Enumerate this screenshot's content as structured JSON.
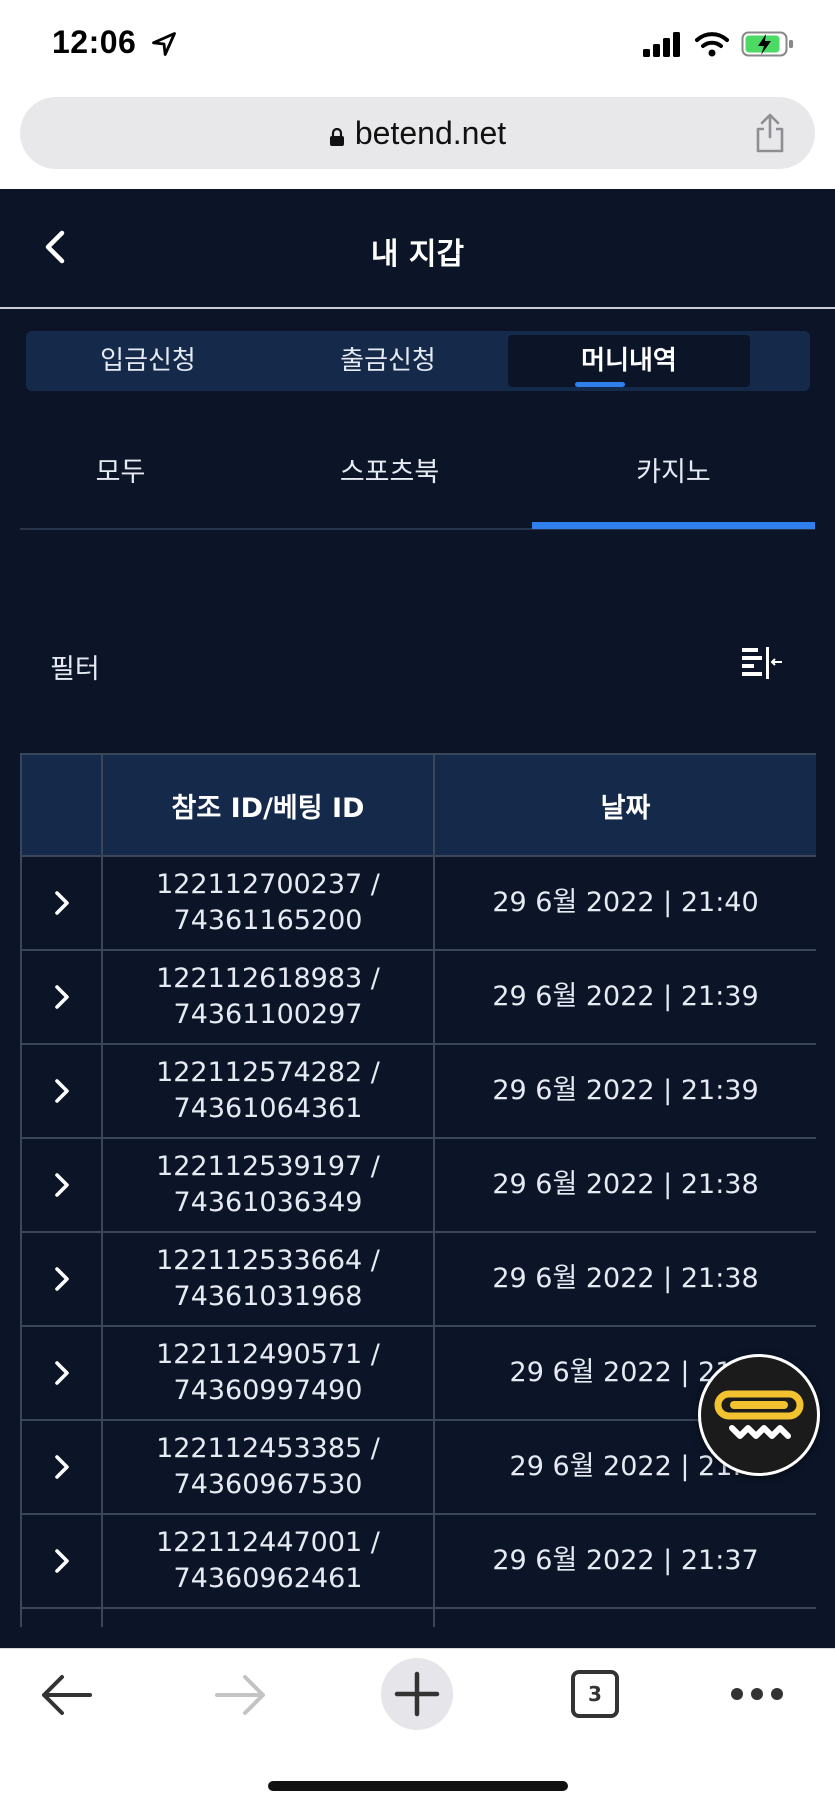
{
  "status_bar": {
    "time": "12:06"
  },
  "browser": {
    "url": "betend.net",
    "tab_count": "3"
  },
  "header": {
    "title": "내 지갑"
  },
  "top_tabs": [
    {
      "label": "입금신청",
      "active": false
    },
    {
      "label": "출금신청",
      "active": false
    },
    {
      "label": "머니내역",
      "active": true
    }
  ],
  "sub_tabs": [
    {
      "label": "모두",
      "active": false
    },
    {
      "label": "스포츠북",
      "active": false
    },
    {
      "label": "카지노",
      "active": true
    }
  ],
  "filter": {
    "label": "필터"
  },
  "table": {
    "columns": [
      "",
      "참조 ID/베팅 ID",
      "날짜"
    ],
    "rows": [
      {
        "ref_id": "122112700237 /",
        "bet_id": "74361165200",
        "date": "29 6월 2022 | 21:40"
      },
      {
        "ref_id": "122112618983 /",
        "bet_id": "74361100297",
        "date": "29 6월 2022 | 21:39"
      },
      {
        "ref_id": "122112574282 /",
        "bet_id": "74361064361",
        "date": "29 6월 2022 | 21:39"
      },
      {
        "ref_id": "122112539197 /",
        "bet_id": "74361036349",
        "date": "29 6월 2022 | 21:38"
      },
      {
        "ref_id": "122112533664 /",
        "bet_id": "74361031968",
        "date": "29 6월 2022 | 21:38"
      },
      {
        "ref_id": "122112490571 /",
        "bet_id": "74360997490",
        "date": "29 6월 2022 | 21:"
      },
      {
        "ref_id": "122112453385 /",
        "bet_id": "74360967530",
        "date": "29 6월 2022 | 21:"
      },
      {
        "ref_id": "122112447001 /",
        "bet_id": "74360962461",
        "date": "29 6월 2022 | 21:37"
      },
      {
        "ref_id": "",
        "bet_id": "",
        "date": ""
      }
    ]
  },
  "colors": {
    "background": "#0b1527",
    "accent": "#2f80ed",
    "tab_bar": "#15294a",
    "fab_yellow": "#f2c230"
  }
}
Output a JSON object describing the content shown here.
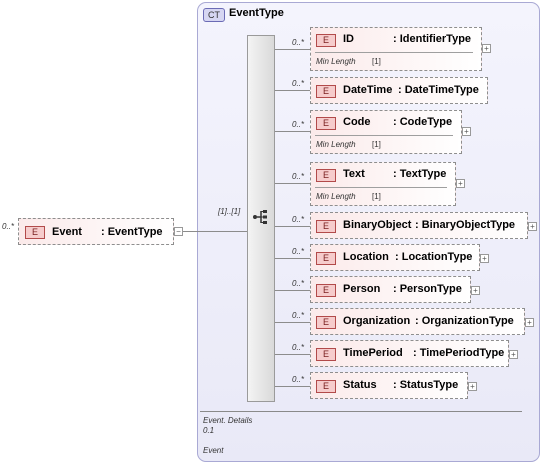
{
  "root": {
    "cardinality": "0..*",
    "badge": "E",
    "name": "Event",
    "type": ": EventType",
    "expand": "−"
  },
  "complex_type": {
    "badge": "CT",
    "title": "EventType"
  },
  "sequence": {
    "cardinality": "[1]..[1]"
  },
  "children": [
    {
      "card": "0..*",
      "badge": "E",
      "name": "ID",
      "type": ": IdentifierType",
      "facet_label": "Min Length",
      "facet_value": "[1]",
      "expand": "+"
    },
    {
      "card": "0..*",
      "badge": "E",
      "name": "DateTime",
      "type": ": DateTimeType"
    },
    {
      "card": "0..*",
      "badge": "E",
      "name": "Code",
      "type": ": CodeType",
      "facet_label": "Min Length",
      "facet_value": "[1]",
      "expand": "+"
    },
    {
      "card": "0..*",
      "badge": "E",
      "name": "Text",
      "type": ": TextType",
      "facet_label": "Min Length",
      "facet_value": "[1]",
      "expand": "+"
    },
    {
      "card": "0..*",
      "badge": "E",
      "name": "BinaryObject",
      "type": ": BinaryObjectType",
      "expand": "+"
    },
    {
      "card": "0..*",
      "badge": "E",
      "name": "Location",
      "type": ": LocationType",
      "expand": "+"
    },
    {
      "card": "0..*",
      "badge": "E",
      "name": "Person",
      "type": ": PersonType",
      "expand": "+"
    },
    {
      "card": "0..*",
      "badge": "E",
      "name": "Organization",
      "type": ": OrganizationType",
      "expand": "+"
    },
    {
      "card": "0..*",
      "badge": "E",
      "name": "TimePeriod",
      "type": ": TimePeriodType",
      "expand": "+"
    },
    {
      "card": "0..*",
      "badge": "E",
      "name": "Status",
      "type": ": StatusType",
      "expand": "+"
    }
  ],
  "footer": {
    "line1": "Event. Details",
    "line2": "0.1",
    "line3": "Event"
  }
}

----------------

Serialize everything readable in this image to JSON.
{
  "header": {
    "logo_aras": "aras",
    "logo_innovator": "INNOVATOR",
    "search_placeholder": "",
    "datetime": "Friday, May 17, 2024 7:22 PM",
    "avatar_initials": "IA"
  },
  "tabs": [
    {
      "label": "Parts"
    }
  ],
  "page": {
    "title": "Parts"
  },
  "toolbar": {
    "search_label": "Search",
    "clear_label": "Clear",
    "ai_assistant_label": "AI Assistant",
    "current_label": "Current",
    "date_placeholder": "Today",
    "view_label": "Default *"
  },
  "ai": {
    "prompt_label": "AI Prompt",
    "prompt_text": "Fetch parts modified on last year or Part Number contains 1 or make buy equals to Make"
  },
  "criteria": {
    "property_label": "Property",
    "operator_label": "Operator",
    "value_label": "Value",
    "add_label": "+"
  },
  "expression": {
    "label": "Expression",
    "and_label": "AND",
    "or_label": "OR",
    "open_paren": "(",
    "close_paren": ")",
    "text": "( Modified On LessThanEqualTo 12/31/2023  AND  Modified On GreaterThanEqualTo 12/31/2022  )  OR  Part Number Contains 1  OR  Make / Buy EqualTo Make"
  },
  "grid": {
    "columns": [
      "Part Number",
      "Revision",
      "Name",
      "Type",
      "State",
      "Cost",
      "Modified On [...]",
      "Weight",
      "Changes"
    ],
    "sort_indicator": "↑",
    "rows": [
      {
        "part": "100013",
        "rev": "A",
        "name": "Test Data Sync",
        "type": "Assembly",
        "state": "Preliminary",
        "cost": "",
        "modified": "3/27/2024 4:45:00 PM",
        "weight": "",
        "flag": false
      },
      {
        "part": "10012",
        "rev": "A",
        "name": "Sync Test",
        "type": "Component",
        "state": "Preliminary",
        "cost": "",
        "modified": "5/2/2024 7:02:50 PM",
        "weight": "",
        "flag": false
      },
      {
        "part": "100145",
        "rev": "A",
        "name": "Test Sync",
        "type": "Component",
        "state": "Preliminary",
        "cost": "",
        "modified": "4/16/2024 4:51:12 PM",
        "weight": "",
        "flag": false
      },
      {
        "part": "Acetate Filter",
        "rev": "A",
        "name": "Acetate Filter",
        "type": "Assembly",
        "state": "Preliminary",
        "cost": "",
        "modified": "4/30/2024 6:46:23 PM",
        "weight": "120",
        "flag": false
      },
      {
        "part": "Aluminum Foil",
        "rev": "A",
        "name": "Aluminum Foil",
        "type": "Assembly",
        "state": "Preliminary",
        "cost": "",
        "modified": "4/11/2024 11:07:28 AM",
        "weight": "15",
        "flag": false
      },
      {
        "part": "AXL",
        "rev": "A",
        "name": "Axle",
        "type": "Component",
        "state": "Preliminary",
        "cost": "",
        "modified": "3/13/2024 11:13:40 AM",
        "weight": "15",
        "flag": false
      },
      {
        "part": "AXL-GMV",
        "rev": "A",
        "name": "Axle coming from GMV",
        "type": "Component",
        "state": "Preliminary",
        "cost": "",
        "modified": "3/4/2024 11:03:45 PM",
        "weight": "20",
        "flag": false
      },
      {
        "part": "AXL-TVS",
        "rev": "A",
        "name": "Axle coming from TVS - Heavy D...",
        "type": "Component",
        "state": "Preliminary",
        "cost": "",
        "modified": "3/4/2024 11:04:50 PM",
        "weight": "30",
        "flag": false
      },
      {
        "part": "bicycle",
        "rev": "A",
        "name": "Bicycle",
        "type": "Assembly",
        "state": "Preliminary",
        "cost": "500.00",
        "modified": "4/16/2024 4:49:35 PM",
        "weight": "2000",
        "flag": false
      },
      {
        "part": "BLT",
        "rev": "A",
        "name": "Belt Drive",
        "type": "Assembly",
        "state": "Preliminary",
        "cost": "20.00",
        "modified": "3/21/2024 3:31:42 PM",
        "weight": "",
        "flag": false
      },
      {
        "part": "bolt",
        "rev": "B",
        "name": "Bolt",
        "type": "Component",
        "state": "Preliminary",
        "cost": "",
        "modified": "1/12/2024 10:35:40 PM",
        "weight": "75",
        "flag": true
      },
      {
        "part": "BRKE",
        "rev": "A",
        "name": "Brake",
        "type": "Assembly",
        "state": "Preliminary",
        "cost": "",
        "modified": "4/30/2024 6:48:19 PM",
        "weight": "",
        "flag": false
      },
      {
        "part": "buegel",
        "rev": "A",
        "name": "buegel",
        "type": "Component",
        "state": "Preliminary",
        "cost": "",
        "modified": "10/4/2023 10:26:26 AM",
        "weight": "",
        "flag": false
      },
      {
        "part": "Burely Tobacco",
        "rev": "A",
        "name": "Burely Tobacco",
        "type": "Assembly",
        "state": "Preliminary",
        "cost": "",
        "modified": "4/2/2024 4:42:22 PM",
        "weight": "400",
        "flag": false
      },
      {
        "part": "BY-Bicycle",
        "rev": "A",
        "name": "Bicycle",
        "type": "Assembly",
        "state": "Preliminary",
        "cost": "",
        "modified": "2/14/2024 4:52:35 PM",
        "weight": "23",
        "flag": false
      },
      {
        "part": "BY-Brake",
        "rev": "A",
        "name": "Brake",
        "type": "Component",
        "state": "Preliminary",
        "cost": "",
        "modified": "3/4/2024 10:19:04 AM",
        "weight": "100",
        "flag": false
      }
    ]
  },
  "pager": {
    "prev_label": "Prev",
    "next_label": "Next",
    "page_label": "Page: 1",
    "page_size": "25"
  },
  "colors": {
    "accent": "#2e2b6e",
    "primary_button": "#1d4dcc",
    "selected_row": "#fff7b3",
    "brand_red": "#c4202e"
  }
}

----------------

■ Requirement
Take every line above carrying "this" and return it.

■ Response area
Enumerate this screenshot's content as structured JSON.
Serialize everything readable in this image to JSON.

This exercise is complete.